Pumped hydro study spots SA sites
Researchers have identified over 180 possible sites for pumped hydro energy storage across South Australia.
Hydro power storage involves pumping water uphill at times when it is cheap, storing it until it can be sent back downhill to run turbines when required.
Australian National University (ANU) researcher Professor Andrew Blakers says; “There are many sites in South Australia that may be suitable for establishing pumped hydro storage, to help build a sustainable, secure and affordable electricity grid”.
“This assessment is based on very appealing physical characteristics.

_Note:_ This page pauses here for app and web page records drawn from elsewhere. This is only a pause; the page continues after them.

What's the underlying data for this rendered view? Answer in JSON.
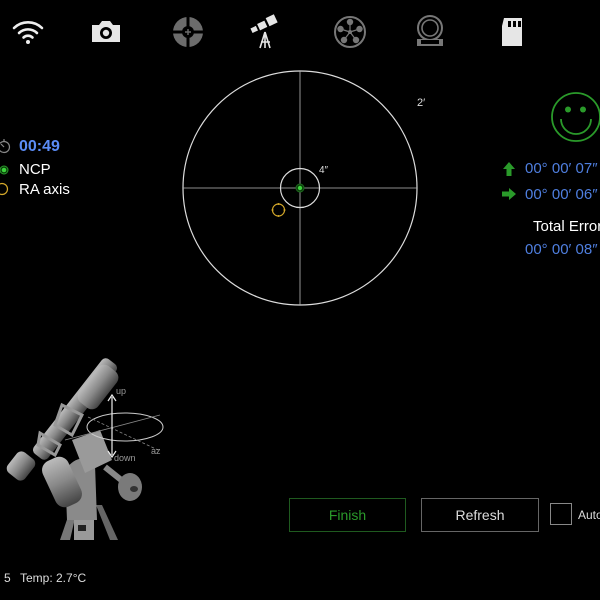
{
  "toolbar": {
    "items": [
      {
        "name": "wifi-icon",
        "label": "WiFi"
      },
      {
        "name": "camera-icon",
        "label": "Camera"
      },
      {
        "name": "crosshair-icon",
        "label": "Focus"
      },
      {
        "name": "telescope-icon",
        "label": "Telescope"
      },
      {
        "name": "filter-wheel-icon",
        "label": "Filter Wheel"
      },
      {
        "name": "focuser-icon",
        "label": "Focuser"
      },
      {
        "name": "sd-card-icon",
        "label": "Storage"
      }
    ]
  },
  "legend": {
    "timer": "00:49",
    "ncp_label": "NCP",
    "ra_axis_label": "RA axis"
  },
  "target": {
    "outer_scale_label": "2′",
    "inner_scale_label": "4″"
  },
  "error_panel": {
    "status": "good",
    "altitude_error": "00° 00′ 07″",
    "azimuth_error": "00° 00′ 06″",
    "total_error_label": "Total Error",
    "total_error": "00° 00′ 08″"
  },
  "mount_diagram": {
    "up_label": "up",
    "down_label": "down",
    "az_label": "az"
  },
  "actions": {
    "finish_label": "Finish",
    "refresh_label": "Refresh",
    "auto_label": "Auto Refresh",
    "auto_checked": false
  },
  "status_bar": {
    "prefix": "5",
    "temp": "Temp: 2.7°C"
  },
  "colors": {
    "accent_blue": "#5b8cf5",
    "good_green": "#2a9a2a",
    "ra_axis_yellow": "#d4a82a"
  }
}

“But the 185 potential upper reservoir sites identified would require detailed due diligence, involving land ownership, engineering, hydrological, environmental and other considerations,” he said.
Pumped hydro currently makes up 97 per cent of energy storage across the world, and is particularly useful for supporting high levels of renewable energy.

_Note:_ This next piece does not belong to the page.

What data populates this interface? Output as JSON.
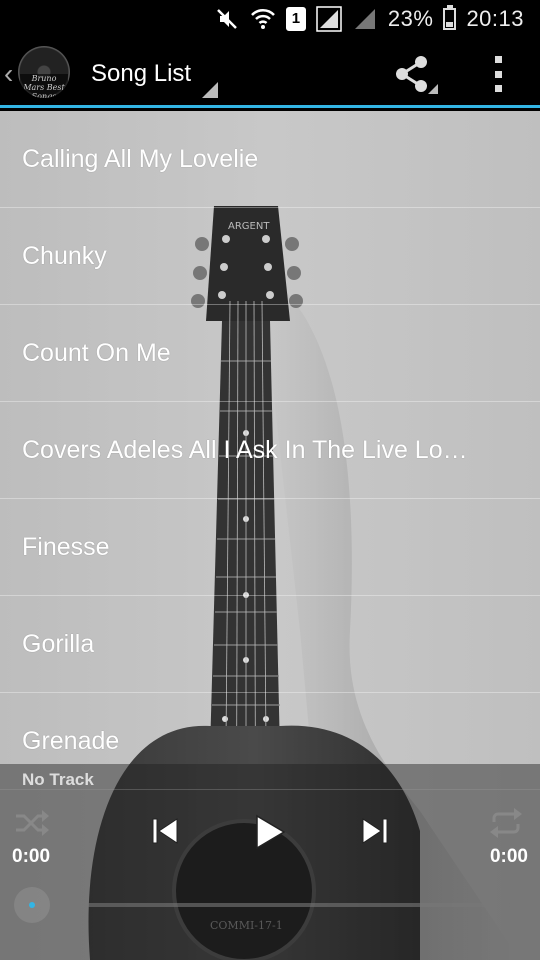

Creating pumped hydro systems in riverine areas like those surveyed in South Australia requires two storage reservoirs joined by a pipe, into which river water is pumped.
The water is then moved between an upper and a lower reservoir, running a turbine to generate power.
Researcher Matthew Stocks says the water requirements are not actually that onerous.
“About 400 hectares of reservoir is required to support a 100 per cent renewable energy grid for South Australia, which is four parts per million of the state's land mass,” he said.
“[The] annual water requirement would be less than 1 per cent of SA's annual extraction from the Murray.”
The Australian Renewable Energy Agency (ARENA) helped fund the study.
“Pumped hydro is the most mature form of energy storage and studies like these are helping to determine whether it could play an even greater role in increasing grid stability,” said ARENA chief executive Ivor Frischknecht.